    USNA now graduates about 7-12 CWs and 2 IPs per class that are physically qualified for unrestricted line. As much as they like to say major does not matter, you will not be very competitive if you have a major outside of CS/IT/Cyber/CE/EE. With only nine quotas, there were Trident Scholars from the CS department left out in my class.

    Intel (and in a lot of ways METOC) is its own animal separate from the computer stuff IPs and CWs do (a few USNI articles have been written about removing Intel from the IW community). Intel mostly involves collection of raw data, analysis of data into information, and synthesizing and fusing information from multiple sources into relevant and timely intelligence. Intelligence Officers lead enlisted Intelligence Specialists (IS) specializing in operational intelligence, imagery intelligence, counterintelligence, human intelligence, expeditionary intelligence, and strike planning and analysis to produce coherent intelligence products (i.e. PowerPoints...heh) to operational commanders. Newly graduated Intel officers can expect to be squadron Aviation Intel Officers (AIs), Air Wing Assistant Targeteers, work in staff N2 shops, or work at various shore commands.

    IP officers can expect to spend the initial two tours first at a major telecommunications shore stations covering an AOR or broad mission set, and second as an afloat Communications division officer aboard a CG/DDG/LSD--or vice versa, depending on how detailing works out. After that, graduate school is common, then ashore or afloat Communications, Network Operations, and Combat Systems staff jobs.
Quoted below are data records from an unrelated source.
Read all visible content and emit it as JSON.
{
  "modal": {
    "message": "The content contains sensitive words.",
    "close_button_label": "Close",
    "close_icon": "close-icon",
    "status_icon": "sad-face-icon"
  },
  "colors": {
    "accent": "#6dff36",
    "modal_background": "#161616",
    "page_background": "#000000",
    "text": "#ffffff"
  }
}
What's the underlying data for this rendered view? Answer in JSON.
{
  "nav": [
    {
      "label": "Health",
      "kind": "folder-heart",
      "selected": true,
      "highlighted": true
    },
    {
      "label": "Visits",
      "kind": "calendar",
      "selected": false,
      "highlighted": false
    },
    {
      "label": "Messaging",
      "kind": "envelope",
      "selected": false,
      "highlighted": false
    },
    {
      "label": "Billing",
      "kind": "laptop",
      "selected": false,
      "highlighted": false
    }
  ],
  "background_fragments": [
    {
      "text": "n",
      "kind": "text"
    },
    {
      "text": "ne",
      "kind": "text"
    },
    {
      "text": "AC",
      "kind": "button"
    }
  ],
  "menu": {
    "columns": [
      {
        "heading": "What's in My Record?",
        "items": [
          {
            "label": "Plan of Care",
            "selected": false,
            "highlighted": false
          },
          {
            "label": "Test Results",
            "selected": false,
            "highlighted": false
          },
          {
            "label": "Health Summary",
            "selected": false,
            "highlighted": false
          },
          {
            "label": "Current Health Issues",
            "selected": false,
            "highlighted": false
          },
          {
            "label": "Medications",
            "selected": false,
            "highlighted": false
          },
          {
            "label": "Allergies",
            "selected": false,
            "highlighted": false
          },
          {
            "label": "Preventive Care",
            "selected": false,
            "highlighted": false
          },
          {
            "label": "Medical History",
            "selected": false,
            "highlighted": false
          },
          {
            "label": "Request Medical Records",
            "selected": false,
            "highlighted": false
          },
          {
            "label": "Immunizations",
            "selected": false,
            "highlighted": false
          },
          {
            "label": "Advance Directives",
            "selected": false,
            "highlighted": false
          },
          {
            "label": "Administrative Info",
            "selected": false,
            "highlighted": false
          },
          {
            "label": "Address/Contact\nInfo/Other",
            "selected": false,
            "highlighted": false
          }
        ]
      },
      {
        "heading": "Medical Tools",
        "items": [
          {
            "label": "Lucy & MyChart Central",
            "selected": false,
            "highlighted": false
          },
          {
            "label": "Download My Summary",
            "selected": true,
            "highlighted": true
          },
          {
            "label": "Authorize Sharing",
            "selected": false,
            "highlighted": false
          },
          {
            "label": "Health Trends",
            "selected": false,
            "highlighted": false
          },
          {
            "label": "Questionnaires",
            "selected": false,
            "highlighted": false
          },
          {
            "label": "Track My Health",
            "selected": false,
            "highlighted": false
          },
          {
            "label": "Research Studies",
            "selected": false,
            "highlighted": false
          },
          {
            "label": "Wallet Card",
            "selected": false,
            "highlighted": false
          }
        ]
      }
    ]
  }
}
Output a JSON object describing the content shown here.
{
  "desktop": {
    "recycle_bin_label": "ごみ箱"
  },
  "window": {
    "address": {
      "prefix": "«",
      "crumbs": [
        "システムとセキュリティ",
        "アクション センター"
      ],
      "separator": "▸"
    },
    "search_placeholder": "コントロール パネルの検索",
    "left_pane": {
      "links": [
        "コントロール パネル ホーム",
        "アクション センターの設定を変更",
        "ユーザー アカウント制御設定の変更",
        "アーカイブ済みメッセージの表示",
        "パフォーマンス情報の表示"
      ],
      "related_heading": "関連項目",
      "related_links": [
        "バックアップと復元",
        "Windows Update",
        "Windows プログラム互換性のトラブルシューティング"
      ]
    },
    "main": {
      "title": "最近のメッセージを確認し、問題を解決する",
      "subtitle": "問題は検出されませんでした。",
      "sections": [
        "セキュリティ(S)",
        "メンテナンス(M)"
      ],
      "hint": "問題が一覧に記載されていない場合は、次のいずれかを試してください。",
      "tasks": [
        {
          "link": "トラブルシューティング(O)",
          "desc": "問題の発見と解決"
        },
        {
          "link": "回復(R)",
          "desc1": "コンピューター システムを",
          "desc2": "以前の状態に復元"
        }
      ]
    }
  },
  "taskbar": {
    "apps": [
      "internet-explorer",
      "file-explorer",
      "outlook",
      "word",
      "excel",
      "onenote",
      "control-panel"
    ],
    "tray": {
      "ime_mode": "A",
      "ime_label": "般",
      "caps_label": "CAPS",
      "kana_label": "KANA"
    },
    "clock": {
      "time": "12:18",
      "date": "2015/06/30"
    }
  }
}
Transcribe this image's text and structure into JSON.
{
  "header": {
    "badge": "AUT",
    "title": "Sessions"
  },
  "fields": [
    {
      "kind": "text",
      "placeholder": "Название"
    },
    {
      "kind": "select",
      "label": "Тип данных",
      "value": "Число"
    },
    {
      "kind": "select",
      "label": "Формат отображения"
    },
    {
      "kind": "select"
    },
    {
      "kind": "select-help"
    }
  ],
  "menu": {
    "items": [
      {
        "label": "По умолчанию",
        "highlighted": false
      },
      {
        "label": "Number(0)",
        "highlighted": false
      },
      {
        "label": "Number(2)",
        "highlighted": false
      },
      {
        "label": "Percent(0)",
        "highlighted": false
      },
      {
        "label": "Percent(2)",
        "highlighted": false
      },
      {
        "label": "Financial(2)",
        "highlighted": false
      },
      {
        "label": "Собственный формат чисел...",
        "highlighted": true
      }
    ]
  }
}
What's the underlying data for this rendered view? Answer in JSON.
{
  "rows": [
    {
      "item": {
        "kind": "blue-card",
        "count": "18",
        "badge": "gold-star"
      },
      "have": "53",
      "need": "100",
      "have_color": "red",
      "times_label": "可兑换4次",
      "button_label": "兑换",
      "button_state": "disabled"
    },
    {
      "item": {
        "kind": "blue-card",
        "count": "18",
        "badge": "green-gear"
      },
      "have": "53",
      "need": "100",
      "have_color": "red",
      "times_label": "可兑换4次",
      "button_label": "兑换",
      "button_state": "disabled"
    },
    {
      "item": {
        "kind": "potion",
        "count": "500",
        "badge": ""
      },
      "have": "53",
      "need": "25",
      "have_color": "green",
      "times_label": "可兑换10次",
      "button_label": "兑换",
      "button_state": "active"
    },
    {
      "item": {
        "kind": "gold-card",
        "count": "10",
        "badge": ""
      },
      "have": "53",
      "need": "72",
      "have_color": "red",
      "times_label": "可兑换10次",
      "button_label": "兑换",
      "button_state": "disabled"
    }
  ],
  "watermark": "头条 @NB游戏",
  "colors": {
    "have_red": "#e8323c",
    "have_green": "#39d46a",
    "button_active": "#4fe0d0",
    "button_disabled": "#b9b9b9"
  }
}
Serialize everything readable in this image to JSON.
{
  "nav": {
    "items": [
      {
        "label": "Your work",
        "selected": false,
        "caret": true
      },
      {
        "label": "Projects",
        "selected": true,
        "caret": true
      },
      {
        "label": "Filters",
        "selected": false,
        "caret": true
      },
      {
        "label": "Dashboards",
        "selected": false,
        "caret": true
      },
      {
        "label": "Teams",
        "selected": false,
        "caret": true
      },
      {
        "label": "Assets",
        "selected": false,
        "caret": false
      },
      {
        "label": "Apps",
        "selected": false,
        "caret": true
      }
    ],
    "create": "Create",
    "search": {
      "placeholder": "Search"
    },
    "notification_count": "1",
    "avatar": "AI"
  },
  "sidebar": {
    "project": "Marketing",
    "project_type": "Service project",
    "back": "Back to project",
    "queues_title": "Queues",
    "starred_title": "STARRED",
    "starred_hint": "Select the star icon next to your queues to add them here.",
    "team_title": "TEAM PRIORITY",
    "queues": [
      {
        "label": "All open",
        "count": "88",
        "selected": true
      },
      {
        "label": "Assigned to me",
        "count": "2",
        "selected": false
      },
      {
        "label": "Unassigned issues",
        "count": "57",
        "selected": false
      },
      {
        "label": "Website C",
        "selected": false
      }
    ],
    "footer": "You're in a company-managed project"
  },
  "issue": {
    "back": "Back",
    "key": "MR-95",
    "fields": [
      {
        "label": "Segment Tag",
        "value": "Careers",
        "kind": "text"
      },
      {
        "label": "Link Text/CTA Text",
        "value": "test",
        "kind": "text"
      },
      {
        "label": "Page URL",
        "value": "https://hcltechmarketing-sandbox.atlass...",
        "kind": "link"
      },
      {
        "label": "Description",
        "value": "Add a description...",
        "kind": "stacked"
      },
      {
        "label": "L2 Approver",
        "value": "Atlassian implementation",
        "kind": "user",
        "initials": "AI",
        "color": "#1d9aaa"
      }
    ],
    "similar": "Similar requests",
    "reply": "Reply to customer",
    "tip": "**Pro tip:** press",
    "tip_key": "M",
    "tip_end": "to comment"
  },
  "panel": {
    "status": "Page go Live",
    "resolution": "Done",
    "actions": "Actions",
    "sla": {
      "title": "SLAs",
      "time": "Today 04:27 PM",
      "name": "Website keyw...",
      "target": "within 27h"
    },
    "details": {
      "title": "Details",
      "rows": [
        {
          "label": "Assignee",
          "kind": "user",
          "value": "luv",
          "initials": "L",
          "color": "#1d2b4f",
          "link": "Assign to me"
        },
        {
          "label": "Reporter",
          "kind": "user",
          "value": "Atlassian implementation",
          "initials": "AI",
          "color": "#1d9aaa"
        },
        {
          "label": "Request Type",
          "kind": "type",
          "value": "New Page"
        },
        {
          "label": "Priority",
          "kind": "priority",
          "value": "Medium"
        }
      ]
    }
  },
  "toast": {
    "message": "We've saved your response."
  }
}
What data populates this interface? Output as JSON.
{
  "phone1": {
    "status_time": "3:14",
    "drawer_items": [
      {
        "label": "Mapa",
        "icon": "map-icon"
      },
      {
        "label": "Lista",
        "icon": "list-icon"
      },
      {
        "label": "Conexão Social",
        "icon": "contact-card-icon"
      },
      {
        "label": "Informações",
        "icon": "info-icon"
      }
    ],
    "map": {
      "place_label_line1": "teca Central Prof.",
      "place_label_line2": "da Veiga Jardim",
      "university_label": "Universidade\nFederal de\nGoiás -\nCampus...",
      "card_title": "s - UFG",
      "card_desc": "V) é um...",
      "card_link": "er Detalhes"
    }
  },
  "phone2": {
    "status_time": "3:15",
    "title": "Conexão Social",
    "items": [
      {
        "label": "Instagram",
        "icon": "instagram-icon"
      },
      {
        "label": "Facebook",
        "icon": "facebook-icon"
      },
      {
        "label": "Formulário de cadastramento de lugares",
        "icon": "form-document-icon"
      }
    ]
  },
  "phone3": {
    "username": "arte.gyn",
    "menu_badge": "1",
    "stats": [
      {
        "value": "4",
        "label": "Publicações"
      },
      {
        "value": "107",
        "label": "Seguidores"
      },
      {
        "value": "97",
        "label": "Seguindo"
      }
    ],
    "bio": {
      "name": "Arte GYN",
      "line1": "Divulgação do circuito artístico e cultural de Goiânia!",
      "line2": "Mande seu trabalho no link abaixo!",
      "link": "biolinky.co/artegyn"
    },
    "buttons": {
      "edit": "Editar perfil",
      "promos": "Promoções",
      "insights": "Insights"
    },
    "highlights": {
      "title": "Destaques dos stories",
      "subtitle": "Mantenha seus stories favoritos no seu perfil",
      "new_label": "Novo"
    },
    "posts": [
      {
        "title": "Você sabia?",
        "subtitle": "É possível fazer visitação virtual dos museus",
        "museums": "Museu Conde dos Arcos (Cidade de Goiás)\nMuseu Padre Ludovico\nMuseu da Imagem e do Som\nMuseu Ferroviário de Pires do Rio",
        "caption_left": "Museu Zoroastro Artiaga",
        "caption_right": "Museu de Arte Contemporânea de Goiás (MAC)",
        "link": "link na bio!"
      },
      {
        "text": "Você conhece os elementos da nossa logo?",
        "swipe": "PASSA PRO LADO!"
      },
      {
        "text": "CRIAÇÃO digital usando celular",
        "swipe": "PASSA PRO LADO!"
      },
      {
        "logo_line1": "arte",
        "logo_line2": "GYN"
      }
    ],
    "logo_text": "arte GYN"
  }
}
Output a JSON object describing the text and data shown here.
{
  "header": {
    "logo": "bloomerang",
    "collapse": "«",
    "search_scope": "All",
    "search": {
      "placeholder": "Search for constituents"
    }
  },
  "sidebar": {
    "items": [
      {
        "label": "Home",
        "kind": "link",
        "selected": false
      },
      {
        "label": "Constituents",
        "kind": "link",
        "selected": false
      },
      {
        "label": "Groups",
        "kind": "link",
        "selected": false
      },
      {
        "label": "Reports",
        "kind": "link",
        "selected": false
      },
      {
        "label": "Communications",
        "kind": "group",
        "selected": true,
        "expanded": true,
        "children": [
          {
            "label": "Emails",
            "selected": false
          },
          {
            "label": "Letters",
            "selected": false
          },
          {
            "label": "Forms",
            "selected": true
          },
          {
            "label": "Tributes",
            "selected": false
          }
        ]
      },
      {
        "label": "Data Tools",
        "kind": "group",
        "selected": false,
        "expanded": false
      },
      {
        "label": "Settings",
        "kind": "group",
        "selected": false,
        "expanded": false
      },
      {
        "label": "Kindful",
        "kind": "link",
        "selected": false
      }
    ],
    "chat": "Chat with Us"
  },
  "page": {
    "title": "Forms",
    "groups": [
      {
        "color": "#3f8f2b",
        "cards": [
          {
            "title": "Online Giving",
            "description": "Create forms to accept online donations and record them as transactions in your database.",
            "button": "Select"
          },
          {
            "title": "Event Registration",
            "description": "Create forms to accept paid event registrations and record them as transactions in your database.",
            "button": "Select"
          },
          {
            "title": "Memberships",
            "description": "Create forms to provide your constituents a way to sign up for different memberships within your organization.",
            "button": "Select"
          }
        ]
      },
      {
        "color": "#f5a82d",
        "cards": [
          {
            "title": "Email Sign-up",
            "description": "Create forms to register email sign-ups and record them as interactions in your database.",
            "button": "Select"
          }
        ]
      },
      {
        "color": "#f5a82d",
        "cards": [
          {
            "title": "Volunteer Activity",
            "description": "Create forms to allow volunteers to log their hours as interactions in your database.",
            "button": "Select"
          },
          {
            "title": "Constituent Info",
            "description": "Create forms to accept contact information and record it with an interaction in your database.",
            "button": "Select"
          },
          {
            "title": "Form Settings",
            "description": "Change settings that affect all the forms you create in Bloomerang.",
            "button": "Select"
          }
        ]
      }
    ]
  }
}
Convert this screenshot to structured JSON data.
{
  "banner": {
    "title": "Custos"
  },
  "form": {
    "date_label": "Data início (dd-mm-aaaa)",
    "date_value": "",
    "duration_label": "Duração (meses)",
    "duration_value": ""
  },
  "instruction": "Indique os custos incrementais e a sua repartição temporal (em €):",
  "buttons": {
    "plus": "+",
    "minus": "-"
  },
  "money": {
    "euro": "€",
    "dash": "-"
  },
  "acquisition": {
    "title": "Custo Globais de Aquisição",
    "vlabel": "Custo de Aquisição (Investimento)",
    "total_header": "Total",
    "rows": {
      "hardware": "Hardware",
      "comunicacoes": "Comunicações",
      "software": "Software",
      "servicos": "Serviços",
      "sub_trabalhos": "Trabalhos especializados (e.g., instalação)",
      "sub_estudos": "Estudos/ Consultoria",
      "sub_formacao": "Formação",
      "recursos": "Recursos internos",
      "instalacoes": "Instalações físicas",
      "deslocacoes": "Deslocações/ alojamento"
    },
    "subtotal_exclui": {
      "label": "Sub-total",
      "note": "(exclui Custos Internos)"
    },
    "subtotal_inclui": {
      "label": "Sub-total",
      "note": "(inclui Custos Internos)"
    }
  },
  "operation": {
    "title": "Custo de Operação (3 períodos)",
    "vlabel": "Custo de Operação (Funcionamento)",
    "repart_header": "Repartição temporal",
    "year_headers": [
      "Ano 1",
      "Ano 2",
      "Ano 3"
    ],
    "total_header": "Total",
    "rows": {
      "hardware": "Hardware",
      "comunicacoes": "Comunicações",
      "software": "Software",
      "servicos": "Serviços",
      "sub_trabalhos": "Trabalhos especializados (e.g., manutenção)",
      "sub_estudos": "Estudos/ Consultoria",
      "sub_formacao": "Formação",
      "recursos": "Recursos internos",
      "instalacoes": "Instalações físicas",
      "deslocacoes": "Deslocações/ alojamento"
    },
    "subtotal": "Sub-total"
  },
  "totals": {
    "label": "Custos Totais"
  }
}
At this point there is some overlap between IP and CW, particularly ashore.

    CW officers can expect to be detailed first to a Naval Information Operations Command (NIOC) co-located with a major NSA/CSS facility (Maryland, Georgia, Texas, Hawaii, Colorado). After this tour, they can expect to either continue with "National Mission" billets (staying with major shore facilities/NSA) or move to "Direct Support" billets, where they can be assigned as small detachments to conduct operations on aircraft, ships, and submarines.

    METOC can should expect to be detailed to Naval Oceanography shore facilities specializing in Antisubmarine Warfare, Mine Warfare, Special Warfare, or one of the Fleet Weather Centers providing forecasting support to fleet units. JOs can expect to run watchfloors at these shore facilities and/or lead small detachments of forecasters and analysts aboard aircraft carriers, destroyers, and integrated as part of destroyer or mine countermeasures squadrons to support operational requirements.

    I've posted on this before, more info below.